What you are asked to do:
Type the records that follow again exactly as written, but drop the pictures.

Task input:
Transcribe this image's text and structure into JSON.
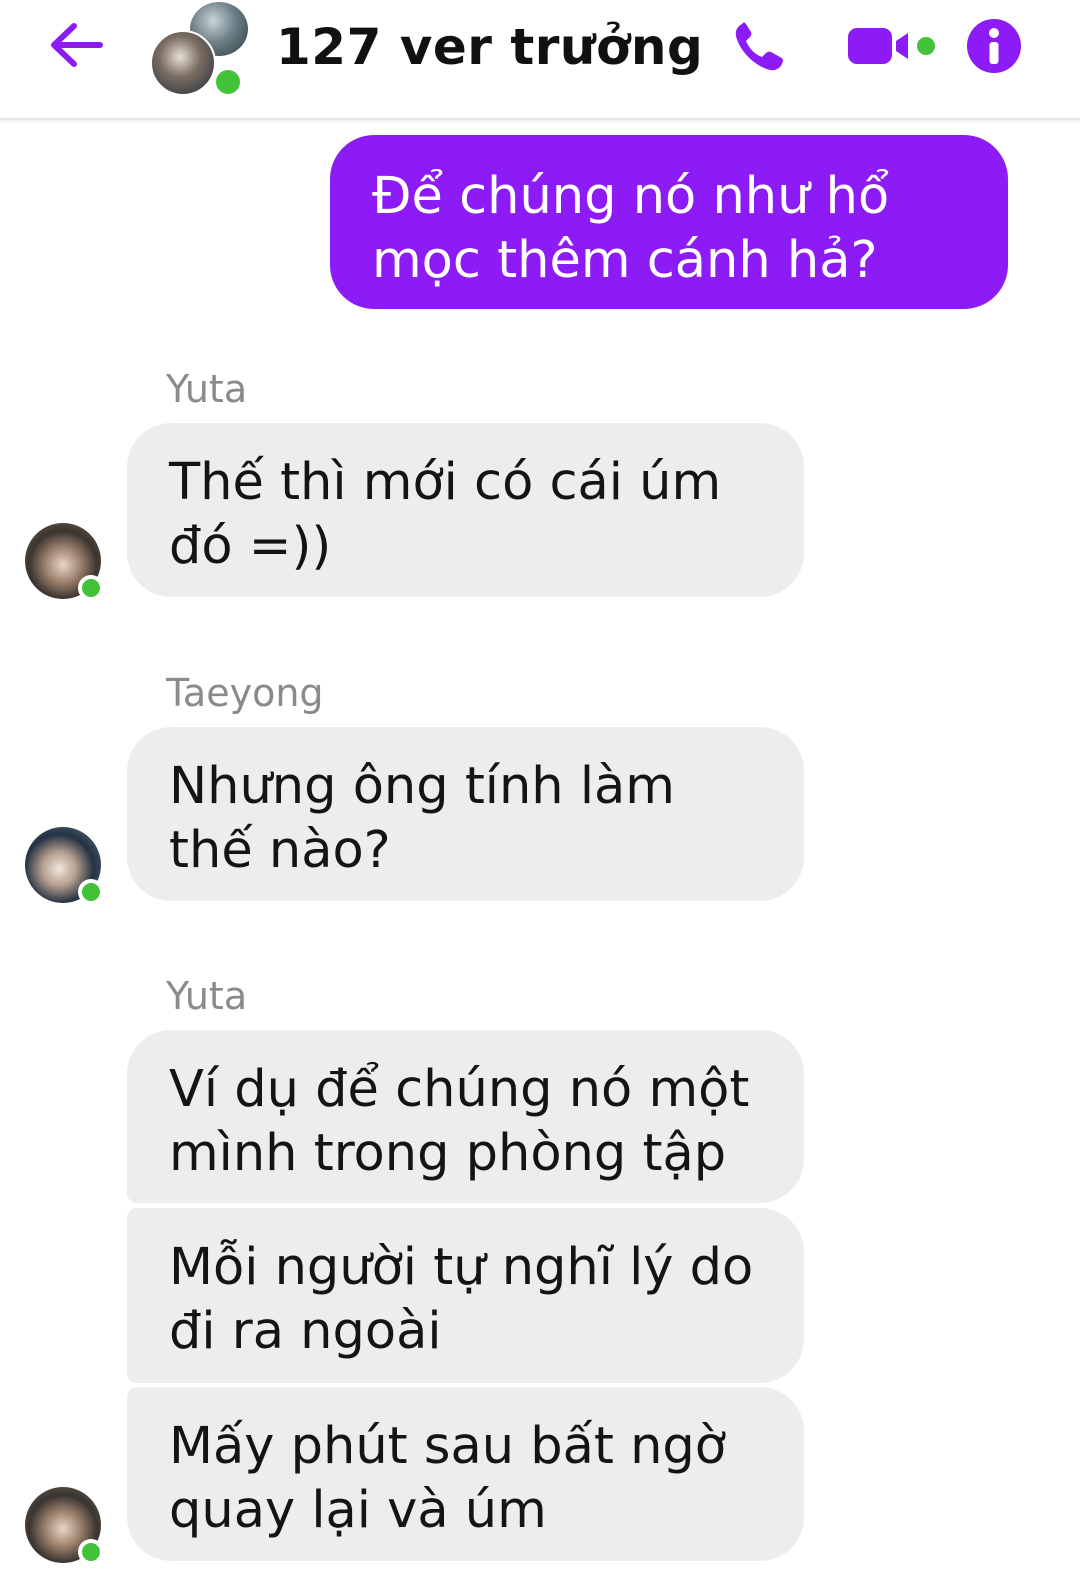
{
  "header": {
    "title": "127 ver trưởng",
    "accent_color": "#8c1bf5",
    "online_color": "#42c238",
    "icons": {
      "back": "back-arrow-icon",
      "call": "phone-icon",
      "video": "video-camera-icon",
      "info": "info-icon"
    }
  },
  "messages": [
    {
      "direction": "outgoing",
      "text": "Để chúng nó như hổ mọc thêm cánh hả?"
    },
    {
      "direction": "incoming",
      "sender": "Yuta",
      "text": "Thế thì mới có cái úm đó =))"
    },
    {
      "direction": "incoming",
      "sender": "Taeyong",
      "text": "Nhưng ông tính làm thế nào?"
    },
    {
      "direction": "incoming",
      "sender": "Yuta",
      "text": "Ví dụ để chúng nó một mình trong phòng tập"
    },
    {
      "direction": "incoming",
      "sender": "Yuta",
      "text": "Mỗi người tự nghĩ lý do đi ra ngoài"
    },
    {
      "direction": "incoming",
      "sender": "Yuta",
      "text": "Mấy phút sau bất ngờ quay lại và úm"
    }
  ]
}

Exercise output:
Transcribe this image's text and structure into JSON.
{
  "header": {
    "title": "127 ver trưởng",
    "accent_color": "#8c1bf5",
    "online_color": "#42c238",
    "icons": {
      "back": "back-arrow-icon",
      "call": "phone-icon",
      "video": "video-camera-icon",
      "info": "info-icon"
    }
  },
  "messages": [
    {
      "direction": "outgoing",
      "text": "Để chúng nó như hổ mọc thêm cánh hả?"
    },
    {
      "direction": "incoming",
      "sender": "Yuta",
      "text": "Thế thì mới có cái úm đó =))"
    },
    {
      "direction": "incoming",
      "sender": "Taeyong",
      "text": "Nhưng ông tính làm thế nào?"
    },
    {
      "direction": "incoming",
      "sender": "Yuta",
      "text": "Ví dụ để chúng nó một mình trong phòng tập"
    },
    {
      "direction": "incoming",
      "sender": "Yuta",
      "text": "Mỗi người tự nghĩ lý do đi ra ngoài"
    },
    {
      "direction": "incoming",
      "sender": "Yuta",
      "text": "Mấy phút sau bất ngờ quay lại và úm"
    }
  ]
}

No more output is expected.